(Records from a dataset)
==========

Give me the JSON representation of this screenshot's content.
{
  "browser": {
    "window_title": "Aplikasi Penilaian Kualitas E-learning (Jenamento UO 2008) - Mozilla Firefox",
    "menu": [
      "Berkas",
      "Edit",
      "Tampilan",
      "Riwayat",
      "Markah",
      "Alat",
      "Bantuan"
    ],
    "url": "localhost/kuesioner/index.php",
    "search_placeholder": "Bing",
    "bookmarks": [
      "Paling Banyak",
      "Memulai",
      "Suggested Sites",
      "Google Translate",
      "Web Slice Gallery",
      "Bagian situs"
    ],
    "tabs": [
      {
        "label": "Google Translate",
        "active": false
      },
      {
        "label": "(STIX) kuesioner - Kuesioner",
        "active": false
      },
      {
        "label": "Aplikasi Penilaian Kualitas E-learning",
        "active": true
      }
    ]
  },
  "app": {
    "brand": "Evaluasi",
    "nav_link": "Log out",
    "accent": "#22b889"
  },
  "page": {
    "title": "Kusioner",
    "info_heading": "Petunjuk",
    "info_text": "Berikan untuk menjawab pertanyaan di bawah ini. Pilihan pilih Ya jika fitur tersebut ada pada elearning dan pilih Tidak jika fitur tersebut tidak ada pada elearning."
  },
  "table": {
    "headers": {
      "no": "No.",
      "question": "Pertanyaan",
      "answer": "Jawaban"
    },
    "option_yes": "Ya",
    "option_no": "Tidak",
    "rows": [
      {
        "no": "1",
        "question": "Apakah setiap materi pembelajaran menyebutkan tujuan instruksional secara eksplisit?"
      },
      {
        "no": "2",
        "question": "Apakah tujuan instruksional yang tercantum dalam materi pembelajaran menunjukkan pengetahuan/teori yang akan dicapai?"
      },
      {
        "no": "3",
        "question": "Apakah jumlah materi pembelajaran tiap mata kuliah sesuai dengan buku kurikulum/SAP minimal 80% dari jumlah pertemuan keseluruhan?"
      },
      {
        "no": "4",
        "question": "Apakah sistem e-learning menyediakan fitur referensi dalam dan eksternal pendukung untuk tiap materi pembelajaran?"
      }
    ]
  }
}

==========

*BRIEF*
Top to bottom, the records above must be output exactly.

*WORKED SOLUTION*
Give me the JSON representation of this screenshot's content.
{
  "browser": {
    "window_title": "Aplikasi Penilaian Kualitas E-learning (Jenamento UO 2008) - Mozilla Firefox",
    "menu": [
      "Berkas",
      "Edit",
      "Tampilan",
      "Riwayat",
      "Markah",
      "Alat",
      "Bantuan"
    ],
    "url": "localhost/kuesioner/index.php",
    "search_placeholder": "Bing",
    "bookmarks": [
      "Paling Banyak",
      "Memulai",
      "Suggested Sites",
      "Google Translate",
      "Web Slice Gallery",
      "Bagian situs"
    ],
    "tabs": [
      {
        "label": "Google Translate",
        "active": false
      },
      {
        "label": "(STIX) kuesioner - Kuesioner",
        "active": false
      },
      {
        "label": "Aplikasi Penilaian Kualitas E-learning",
        "active": true
      }
    ]
  },
  "app": {
    "brand": "Evaluasi",
    "nav_link": "Log out",
    "accent": "#22b889"
  },
  "page": {
    "title": "Kusioner",
    "info_heading": "Petunjuk",
    "info_text": "Berikan untuk menjawab pertanyaan di bawah ini. Pilihan pilih Ya jika fitur tersebut ada pada elearning dan pilih Tidak jika fitur tersebut tidak ada pada elearning."
  },
  "table": {
    "headers": {
      "no": "No.",
      "question": "Pertanyaan",
      "answer": "Jawaban"
    },
    "option_yes": "Ya",
    "option_no": "Tidak",
    "rows": [
      {
        "no": "1",
        "question": "Apakah setiap materi pembelajaran menyebutkan tujuan instruksional secara eksplisit?"
      },
      {
        "no": "2",
        "question": "Apakah tujuan instruksional yang tercantum dalam materi pembelajaran menunjukkan pengetahuan/teori yang akan dicapai?"
      },
      {
        "no": "3",
        "question": "Apakah jumlah materi pembelajaran tiap mata kuliah sesuai dengan buku kurikulum/SAP minimal 80% dari jumlah pertemuan keseluruhan?"
      },
      {
        "no": "4",
        "question": "Apakah sistem e-learning menyediakan fitur referensi dalam dan eksternal pendukung untuk tiap materi pembelajaran?"
      }
    ]
  }
}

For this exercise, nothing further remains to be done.